Houston Public Library presentation by School of Art alumnus Anthony Suber

There is an increasing need for meaningful discourse, particularly on the issues highlighted by the Civil Rights Movement.

School of Art alumnus Anthony Suber will lead such a public conversation at 2:30 p.m. on Saturday, February 7 at the African American Library at the Gregory School.

In his “In Reaction to the Civil Rights Movement,” Suber recontextualizes the purpose and latent meaning behind photographs, writings, and art that have been created in reaction to civil disobedience and non-violent struggle.

Suber work is featured in Organized Love: Ideas on Non-Violence, an exhibition organized by the African American Library at the Gregory School in collaboration with the Menil Collection and other institutions.

“Organized Love: Ideas on Non-Violence features sixteen contemporary artists and writers responding to the history of nonviolent struggle in Houston and its aesthetic,” wrote Danielle Burns, the curator at the Houston Public Library, in her blog about the exhibition.

“Artists formulate their own questions about nonviolent protest and defend their analyses of tensions within our constitutional democracy and the importance of maintaining a balance between: individual rights; liberty and equality; civil disobedience, and the rule of law through art,” Burns wrote. “Inspired by various archival collections in the city, participating artists respond to materials found in the archives through a broad range of approaches and media, including painting, sculpture, and installation.”
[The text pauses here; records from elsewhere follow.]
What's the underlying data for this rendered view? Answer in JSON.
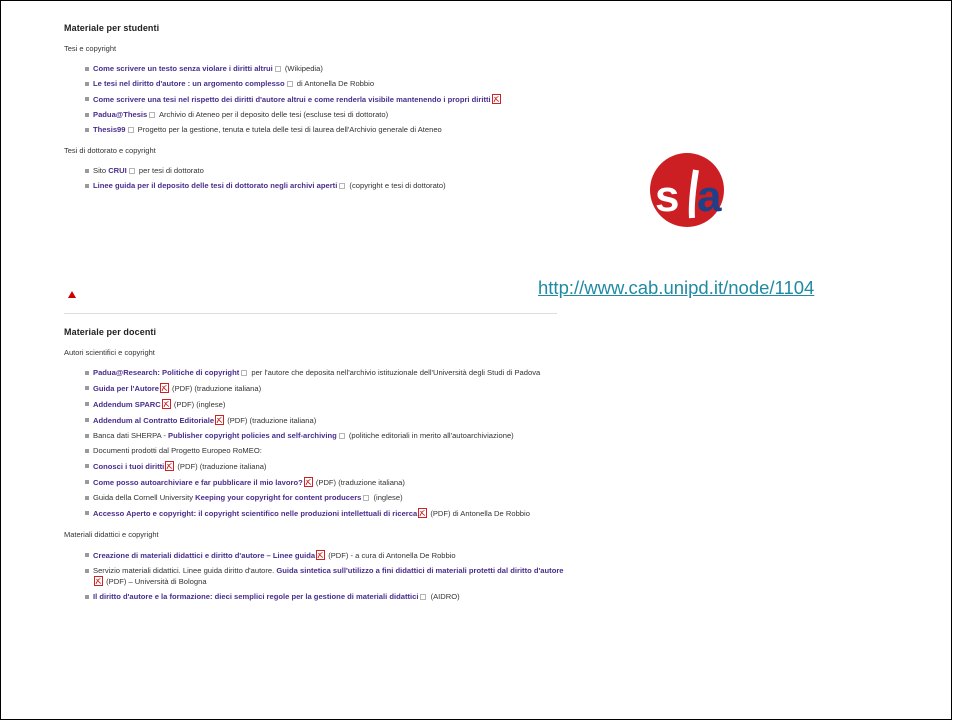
{
  "students": {
    "title": "Materiale per studenti",
    "groups": [
      {
        "subtitle": "Tesi e copyright",
        "items": [
          {
            "pre": "",
            "link": "Come scrivere un testo senza violare i diritti altrui",
            "ext": true,
            "pdf": false,
            "post": " (Wikipedia)"
          },
          {
            "pre": "",
            "link": "Le tesi nel diritto d'autore : un argomento complesso",
            "ext": true,
            "pdf": false,
            "post": " di Antonella De Robbio"
          },
          {
            "pre": "",
            "link": "Come scrivere una tesi nel rispetto dei diritti d'autore altrui e come renderla visibile mantenendo i propri diritti",
            "ext": false,
            "pdf": true,
            "post": ""
          },
          {
            "pre": "",
            "link": "Padua@Thesis",
            "ext": true,
            "pdf": false,
            "post": " Archivio di Ateneo per il deposito delle tesi (escluse tesi di dottorato)"
          },
          {
            "pre": "",
            "link": "Thesis99",
            "ext": true,
            "pdf": false,
            "post": " Progetto per la gestione, tenuta e tutela delle tesi di laurea dell'Archivio generale di Ateneo"
          }
        ]
      },
      {
        "subtitle": "Tesi di dottorato e copyright",
        "items": [
          {
            "pre": "Sito ",
            "link": "CRUI",
            "ext": true,
            "pdf": false,
            "post": " per tesi di dottorato"
          },
          {
            "pre": "",
            "link": "Linee guida per il deposito delle tesi di dottorato negli archivi aperti",
            "ext": true,
            "pdf": false,
            "post": " (copyright e tesi di dottorato)"
          }
        ]
      }
    ]
  },
  "teachers": {
    "title": "Materiale per docenti",
    "groups": [
      {
        "subtitle": "Autori scientifici e copyright",
        "items": [
          {
            "pre": "",
            "link": "Padua@Research: Politiche di copyright",
            "ext": true,
            "pdf": false,
            "post": " per l'autore che deposita nell'archivio istituzionale dell'Università degli Studi di Padova"
          },
          {
            "pre": "",
            "link": "Guida per l'Autore",
            "ext": false,
            "pdf": true,
            "post": " (PDF) (traduzione italiana)"
          },
          {
            "pre": "",
            "link": "Addendum SPARC",
            "ext": false,
            "pdf": true,
            "post": " (PDF) (inglese)"
          },
          {
            "pre": "",
            "link": "Addendum al Contratto Editoriale",
            "ext": false,
            "pdf": true,
            "post": " (PDF) (traduzione italiana)"
          },
          {
            "pre": "Banca dati SHERPA - ",
            "link": "Publisher copyright policies and self-archiving",
            "ext": true,
            "pdf": false,
            "post": " (politiche editoriali in merito all'autoarchiviazione)"
          },
          {
            "pre": "Documenti prodotti dal Progetto Europeo RoMEO:",
            "link": "",
            "ext": false,
            "pdf": false,
            "post": ""
          },
          {
            "pre": "",
            "link": "Conosci i tuoi diritti",
            "ext": false,
            "pdf": true,
            "post": " (PDF) (traduzione italiana)"
          },
          {
            "pre": "",
            "link": "Come posso autoarchiviare e far pubblicare il mio lavoro?",
            "ext": false,
            "pdf": true,
            "post": " (PDF) (traduzione italiana)"
          },
          {
            "pre": "Guida della Cornell University ",
            "link": "Keeping your copyright for content producers",
            "ext": true,
            "pdf": false,
            "post": " (inglese)"
          },
          {
            "pre": "",
            "link": "Accesso Aperto e copyright: il copyright scientifico nelle produzioni intellettuali di ricerca",
            "ext": false,
            "pdf": true,
            "post": " (PDF) di Antonella De Robbio"
          }
        ]
      },
      {
        "subtitle": "Materiali didattici e copyright",
        "items": [
          {
            "pre": "",
            "link": "Creazione di materiali didattici e diritto d'autore – Linee guida",
            "ext": false,
            "pdf": true,
            "post": " (PDF) - a cura di Antonella De Robbio"
          },
          {
            "pre": "Servizio materiali didattici. Linee guida diritto d'autore. ",
            "link": "Guida sintetica sull'utilizzo a fini didattici di materiali protetti dal diritto d'autore",
            "ext": false,
            "pdf": true,
            "post": " (PDF) – Università di Bologna"
          },
          {
            "pre": "",
            "link": "Il diritto d'autore e la formazione: dieci semplici regole per la gestione di materiali didattici",
            "ext": true,
            "pdf": false,
            "post": " (AIDRO)"
          }
        ]
      }
    ]
  },
  "logo": {
    "text": "sba",
    "color_red": "#cc1f24",
    "color_blue": "#1f3f86"
  },
  "source_link": "http://www.cab.unipd.it/node/1104",
  "colors": {
    "link": "#4a2d8c",
    "url": "#1f8aa4",
    "arrow": "#cc0000"
  },
  "icons": {
    "external": "external-link-icon",
    "pdf": "pdf-icon",
    "back_to_top": "triangle-up-icon"
  }
}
Suber completed his undergraduate studies at the University of Houston, receiving a BFA in painting. He is a painter, sculptor and educator and his work focuses on historical references, spirituality and the contemporary African American experience through the lens of his personal experiences of religion and social relationships in a post-modern society.